This doorway can be found on a small side street just off Gràcia’s emblematic Plaça del Sol, and features, down below, a piece of art by Menorcan stencil artist M2, who was featured on this blog during my holidays a few years back. Above that is an image of Rap icons RUN DMC, which calls to mind many memories of long-lost 45 rpm singles I used to spread across my bed when I wanted to play DJ on a rainy Saturday morning. I can still hear the crackle the cheap Fisher-Price record player stylus produced, but it was 320bps to my 9-year-old ears, and more importantly, without the danger of the radio DJ cutting off the song early with some advertiser babble or corny joke.
Edit: I’ve been informed that the pasteup that you can see in the middle comes from an artist named Mischief. You can find Mischief’s work all over Barcelona.
I found this piece a few days back, but decided to sit on it until the end of the Festa Major. This sad clown was stenciled over layers of posters by Norgwegian artist Stein. I walked by this morning as the municipal cleaning crew was pressure-washing the streets and saw that part of his face had already disappeared. Someone had placed a poster over him and when the poster was removed, it took the lower part of his frown.
I doubt it was intentional, but the expression fit very well the mood of the neighborhood this morning, as residents were crossing the damp streets carrying the remains of all the week’s decorations. Most bars and small restaurants that had been operating non-stop for the last week were shuttered, their employees enjoying some well-deserved R&R. Indeed, I ran into my friend who works at the local bodega (wine and liquor shop) and said “Se acabo la fiesta! (The party’s over!) to which he replied, “Ya era hora!”(It’s about time!).
This stencil image was taken back in the summer somewhere in my neighborhood of Gràcia, gracing the side of an electrical box. Quite small, low to the ground and very easy to miss, it quickly became a favorite of some of my regular instagram followers. Now that I’ve got a higher resolution camera, I have tried, in vain, to relocate this little splotch of sweetness. It is proving just as elusive and unattainable as the feeling of the first kiss.

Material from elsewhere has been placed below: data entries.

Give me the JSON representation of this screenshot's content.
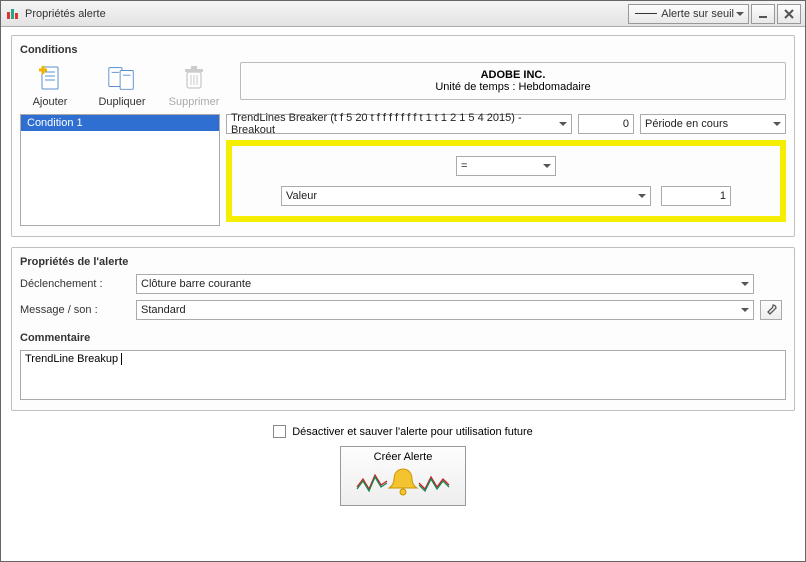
{
  "window": {
    "title": "Propriétés alerte",
    "threshold_button": "Alerte sur seuil"
  },
  "conditions": {
    "title": "Conditions",
    "toolbar": {
      "add": "Ajouter",
      "duplicate": "Dupliquer",
      "delete": "Supprimer"
    },
    "instrument": {
      "name": "ADOBE INC.",
      "timeframe": "Unité de temps : Hebdomadaire"
    },
    "list": [
      "Condition 1"
    ],
    "indicator_select": "TrendLines Breaker (t f 5 20 t f f f f f f f t 1 t 1 2 1 5 4 2015) - Breakout",
    "offset_value": "0",
    "period_select": "Période en cours",
    "operator": "=",
    "value_type": "Valeur",
    "value_num": "1"
  },
  "alert_props": {
    "title": "Propriétés de l'alerte",
    "trigger_label": "Déclenchement :",
    "trigger_value": "Clôture barre courante",
    "message_label": "Message / son :",
    "message_value": "Standard"
  },
  "comment": {
    "title": "Commentaire",
    "text": "TrendLine Breakup"
  },
  "footer": {
    "deactivate_label": "Désactiver et sauver l'alerte pour utilisation future",
    "create_label": "Créer Alerte"
  }
}
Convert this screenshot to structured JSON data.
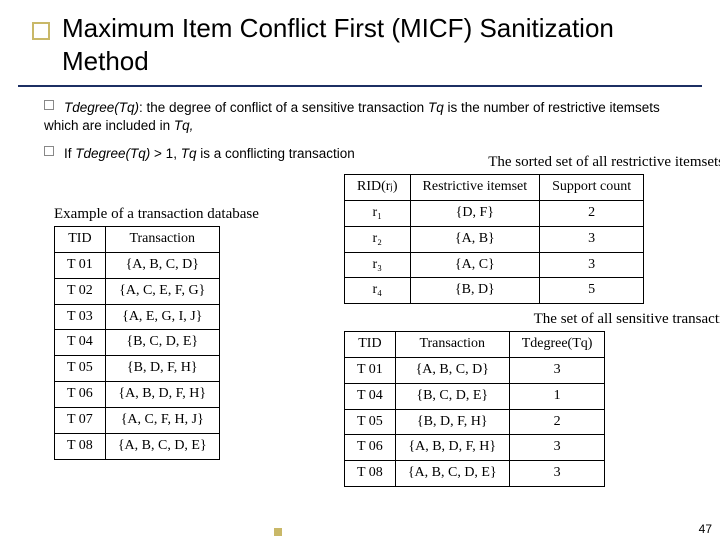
{
  "title": "Maximum Item Conflict First (MICF) Sanitization Method",
  "para1": {
    "lead": "Tdegree(Tq)",
    "rest1": ": the degree of conflict of a sensitive transaction ",
    "tq": "Tq",
    "rest2": " is the number of restrictive itemsets which are included in ",
    "tq2": "Tq,"
  },
  "para2": {
    "a": "If ",
    "b": "Tdegree(Tq)",
    "c": " > 1, ",
    "d": "Tq",
    "e": " is a conflicting transaction"
  },
  "db": {
    "caption": "Example of a transaction database",
    "headers": [
      "TID",
      "Transaction"
    ],
    "rows": [
      [
        "T 01",
        "{A, B, C, D}"
      ],
      [
        "T 02",
        "{A, C, E, F, G}"
      ],
      [
        "T 03",
        "{A, E, G, I, J}"
      ],
      [
        "T 04",
        "{B, C, D, E}"
      ],
      [
        "T 05",
        "{B, D, F, H}"
      ],
      [
        "T 06",
        "{A, B, D, F, H}"
      ],
      [
        "T 07",
        "{A, C, F, H, J}"
      ],
      [
        "T 08",
        "{A, B, C, D, E}"
      ]
    ]
  },
  "rid": {
    "caption": "The sorted set of all restrictive itemsets",
    "headers": [
      "RID(rⱼ)",
      "Restrictive itemset",
      "Support count"
    ],
    "rows": [
      [
        "r₁",
        "{D, F}",
        "2"
      ],
      [
        "r₂",
        "{A, B}",
        "3"
      ],
      [
        "r₃",
        "{A, C}",
        "3"
      ],
      [
        "r₄",
        "{B, D}",
        "5"
      ]
    ]
  },
  "sens": {
    "caption": "The set of all sensitive transactions",
    "headers": [
      "TID",
      "Transaction",
      "Tdegree(Tq)"
    ],
    "rows": [
      [
        "T 01",
        "{A, B, C, D}",
        "3"
      ],
      [
        "T 04",
        "{B, C, D, E}",
        "1"
      ],
      [
        "T 05",
        "{B, D, F, H}",
        "2"
      ],
      [
        "T 06",
        "{A, B, D, F, H}",
        "3"
      ],
      [
        "T 08",
        "{A, B, C, D, E}",
        "3"
      ]
    ]
  },
  "pagenum": "47"
}
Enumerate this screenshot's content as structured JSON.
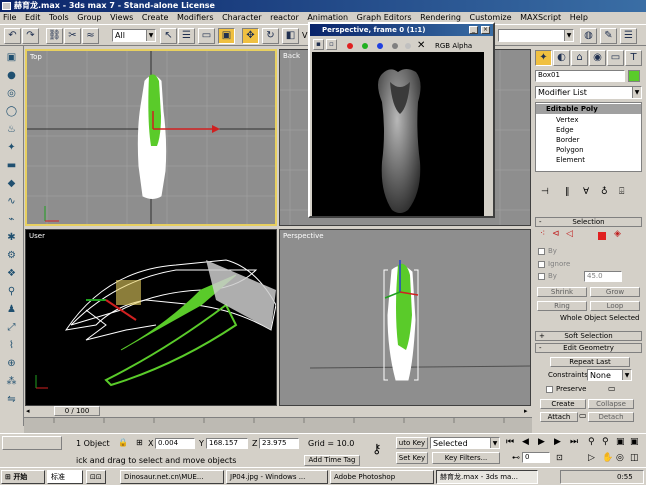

Unattainable, but irresistible.
Continuing with our Catalan election coverage aka Decisió ’12…
While I didnt recognize it immediately, the stencil in the lower center part of this mishmash of images is Pedro from the movie Napoleon Dynamite. While this movie isn’t for everyone, I do think it captured that boring, quintessientially middle American quirkiness that you need to have experienced first hand to really understand. I think if you’ve been there, you would enjoy this movie.
In any case, one of the central parts of this movie is the school president election, with the underdog Pedro running against the popular girl. Pedro’s election platform is quite simple–you can see it here. I think this picture captures that platform perfectly. Amongst these dreams and musings, in varying states of decay, we find the candidate staring blankly ahead.